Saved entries
******************************

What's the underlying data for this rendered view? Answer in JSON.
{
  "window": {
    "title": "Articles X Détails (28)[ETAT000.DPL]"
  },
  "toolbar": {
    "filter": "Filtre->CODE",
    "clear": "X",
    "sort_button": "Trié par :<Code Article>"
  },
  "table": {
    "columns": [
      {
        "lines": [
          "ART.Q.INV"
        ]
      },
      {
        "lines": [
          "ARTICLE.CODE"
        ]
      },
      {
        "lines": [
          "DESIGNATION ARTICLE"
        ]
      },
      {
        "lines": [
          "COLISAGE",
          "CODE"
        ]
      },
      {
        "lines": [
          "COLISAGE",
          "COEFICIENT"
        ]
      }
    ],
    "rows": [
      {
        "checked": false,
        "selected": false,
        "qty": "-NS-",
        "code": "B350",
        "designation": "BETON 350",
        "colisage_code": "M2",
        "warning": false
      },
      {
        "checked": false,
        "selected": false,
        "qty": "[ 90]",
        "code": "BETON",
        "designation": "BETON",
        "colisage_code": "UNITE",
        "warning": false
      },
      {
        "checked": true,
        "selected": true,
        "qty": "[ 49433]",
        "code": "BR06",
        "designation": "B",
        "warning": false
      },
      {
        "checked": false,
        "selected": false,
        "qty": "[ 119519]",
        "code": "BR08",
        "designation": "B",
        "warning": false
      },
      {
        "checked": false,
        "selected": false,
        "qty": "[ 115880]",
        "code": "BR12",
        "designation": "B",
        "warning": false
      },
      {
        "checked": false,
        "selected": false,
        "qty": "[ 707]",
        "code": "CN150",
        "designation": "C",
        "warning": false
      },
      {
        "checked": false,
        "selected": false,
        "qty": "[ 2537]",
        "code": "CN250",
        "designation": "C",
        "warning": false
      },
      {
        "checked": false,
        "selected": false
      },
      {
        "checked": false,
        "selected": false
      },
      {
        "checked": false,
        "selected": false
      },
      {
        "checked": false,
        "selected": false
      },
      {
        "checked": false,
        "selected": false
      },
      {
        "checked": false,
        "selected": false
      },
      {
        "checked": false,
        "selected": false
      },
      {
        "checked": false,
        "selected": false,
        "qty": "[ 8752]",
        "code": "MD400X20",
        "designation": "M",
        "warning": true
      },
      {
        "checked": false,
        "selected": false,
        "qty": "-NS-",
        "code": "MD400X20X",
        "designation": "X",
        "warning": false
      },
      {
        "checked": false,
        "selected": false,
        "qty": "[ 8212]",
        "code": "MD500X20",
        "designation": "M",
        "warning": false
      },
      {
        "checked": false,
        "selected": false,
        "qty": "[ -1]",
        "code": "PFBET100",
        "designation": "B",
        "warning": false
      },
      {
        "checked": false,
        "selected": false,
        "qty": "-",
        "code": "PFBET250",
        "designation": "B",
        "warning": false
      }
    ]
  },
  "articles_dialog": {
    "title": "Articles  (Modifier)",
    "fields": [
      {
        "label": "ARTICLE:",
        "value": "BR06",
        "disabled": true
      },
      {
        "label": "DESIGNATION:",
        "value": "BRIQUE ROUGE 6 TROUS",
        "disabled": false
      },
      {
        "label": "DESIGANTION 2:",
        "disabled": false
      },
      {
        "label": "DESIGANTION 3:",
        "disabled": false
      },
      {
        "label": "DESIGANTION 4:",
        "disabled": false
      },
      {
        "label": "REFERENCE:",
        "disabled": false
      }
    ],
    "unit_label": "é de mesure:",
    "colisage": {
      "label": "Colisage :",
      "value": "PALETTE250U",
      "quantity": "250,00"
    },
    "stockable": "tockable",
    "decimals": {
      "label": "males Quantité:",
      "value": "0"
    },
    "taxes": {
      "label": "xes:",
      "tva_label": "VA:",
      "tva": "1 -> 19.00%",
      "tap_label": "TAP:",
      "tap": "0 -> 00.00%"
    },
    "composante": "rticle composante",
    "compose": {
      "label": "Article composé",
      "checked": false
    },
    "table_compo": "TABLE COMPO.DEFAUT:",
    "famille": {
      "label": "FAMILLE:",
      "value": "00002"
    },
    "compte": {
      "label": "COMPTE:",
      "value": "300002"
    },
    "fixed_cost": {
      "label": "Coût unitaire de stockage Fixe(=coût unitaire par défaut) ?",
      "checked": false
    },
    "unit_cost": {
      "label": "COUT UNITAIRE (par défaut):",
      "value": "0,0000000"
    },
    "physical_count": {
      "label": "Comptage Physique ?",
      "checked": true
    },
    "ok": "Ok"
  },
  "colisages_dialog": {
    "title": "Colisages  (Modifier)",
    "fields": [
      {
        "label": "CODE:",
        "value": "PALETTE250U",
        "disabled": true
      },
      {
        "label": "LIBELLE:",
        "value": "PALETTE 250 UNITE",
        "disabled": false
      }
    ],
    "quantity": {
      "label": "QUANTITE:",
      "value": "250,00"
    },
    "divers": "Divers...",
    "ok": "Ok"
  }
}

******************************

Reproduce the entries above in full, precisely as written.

▶ ANSWER TO THIS EXERCISE:
What's the underlying data for this rendered view? Answer in JSON.
{
  "window": {
    "title": "Articles X Détails (28)[ETAT000.DPL]"
  },
  "toolbar": {
    "filter": "Filtre->CODE",
    "clear": "X",
    "sort_button": "Trié par :<Code Article>"
  },
  "table": {
    "columns": [
      {
        "lines": [
          "ART.Q.INV"
        ]
      },
      {
        "lines": [
          "ARTICLE.CODE"
        ]
      },
      {
        "lines": [
          "DESIGNATION ARTICLE"
        ]
      },
      {
        "lines": [
          "COLISAGE",
          "CODE"
        ]
      },
      {
        "lines": [
          "COLISAGE",
          "COEFICIENT"
        ]
      }
    ],
    "rows": [
      {
        "checked": false,
        "selected": false,
        "qty": "-NS-",
        "code": "B350",
        "designation": "BETON 350",
        "colisage_code": "M2",
        "warning": false
      },
      {
        "checked": false,
        "selected": false,
        "qty": "[ 90]",
        "code": "BETON",
        "designation": "BETON",
        "colisage_code": "UNITE",
        "warning": false
      },
      {
        "checked": true,
        "selected": true,
        "qty": "[ 49433]",
        "code": "BR06",
        "designation": "B",
        "warning": false
      },
      {
        "checked": false,
        "selected": false,
        "qty": "[ 119519]",
        "code": "BR08",
        "designation": "B",
        "warning": false
      },
      {
        "checked": false,
        "selected": false,
        "qty": "[ 115880]",
        "code": "BR12",
        "designation": "B",
        "warning": false
      },
      {
        "checked": false,
        "selected": false,
        "qty": "[ 707]",
        "code": "CN150",
        "designation": "C",
        "warning": false
      },
      {
        "checked": false,
        "selected": false,
        "qty": "[ 2537]",
        "code": "CN250",
        "designation": "C",
        "warning": false
      },
      {
        "checked": false,
        "selected": false
      },
      {
        "checked": false,
        "selected": false
      },
      {
        "checked": false,
        "selected": false
      },
      {
        "checked": false,
        "selected": false
      },
      {
        "checked": false,
        "selected": false
      },
      {
        "checked": false,
        "selected": false
      },
      {
        "checked": false,
        "selected": false
      },
      {
        "checked": false,
        "selected": false,
        "qty": "[ 8752]",
        "code": "MD400X20",
        "designation": "M",
        "warning": true
      },
      {
        "checked": false,
        "selected": false,
        "qty": "-NS-",
        "code": "MD400X20X",
        "designation": "X",
        "warning": false
      },
      {
        "checked": false,
        "selected": false,
        "qty": "[ 8212]",
        "code": "MD500X20",
        "designation": "M",
        "warning": false
      },
      {
        "checked": false,
        "selected": false,
        "qty": "[ -1]",
        "code": "PFBET100",
        "designation": "B",
        "warning": false
      },
      {
        "checked": false,
        "selected": false,
        "qty": "-",
        "code": "PFBET250",
        "designation": "B",
        "warning": false
      }
    ]
  },
  "articles_dialog": {
    "title": "Articles  (Modifier)",
    "fields": [
      {
        "label": "ARTICLE:",
        "value": "BR06",
        "disabled": true
      },
      {
        "label": "DESIGNATION:",
        "value": "BRIQUE ROUGE 6 TROUS",
        "disabled": false
      },
      {
        "label": "DESIGANTION 2:",
        "disabled": false
      },
      {
        "label": "DESIGANTION 3:",
        "disabled": false
      },
      {
        "label": "DESIGANTION 4:",
        "disabled": false
      },
      {
        "label": "REFERENCE:",
        "disabled": false
      }
    ],
    "unit_label": "é de mesure:",
    "colisage": {
      "label": "Colisage :",
      "value": "PALETTE250U",
      "quantity": "250,00"
    },
    "stockable": "tockable",
    "decimals": {
      "label": "males Quantité:",
      "value": "0"
    },
    "taxes": {
      "label": "xes:",
      "tva_label": "VA:",
      "tva": "1 -> 19.00%",
      "tap_label": "TAP:",
      "tap": "0 -> 00.00%"
    },
    "composante": "rticle composante",
    "compose": {
      "label": "Article composé",
      "checked": false
    },
    "table_compo": "TABLE COMPO.DEFAUT:",
    "famille": {
      "label": "FAMILLE:",
      "value": "00002"
    },
    "compte": {
      "label": "COMPTE:",
      "value": "300002"
    },
    "fixed_cost": {
      "label": "Coût unitaire de stockage Fixe(=coût unitaire par défaut) ?",
      "checked": false
    },
    "unit_cost": {
      "label": "COUT UNITAIRE (par défaut):",
      "value": "0,0000000"
    },
    "physical_count": {
      "label": "Comptage Physique ?",
      "checked": true
    },
    "ok": "Ok"
  },
  "colisages_dialog": {
    "title": "Colisages  (Modifier)",
    "fields": [
      {
        "label": "CODE:",
        "value": "PALETTE250U",
        "disabled": true
      },
      {
        "label": "LIBELLE:",
        "value": "PALETTE 250 UNITE",
        "disabled": false
      }
    ],
    "quantity": {
      "label": "QUANTITE:",
      "value": "250,00"
    },
    "divers": "Divers...",
    "ok": "Ok"
  }
}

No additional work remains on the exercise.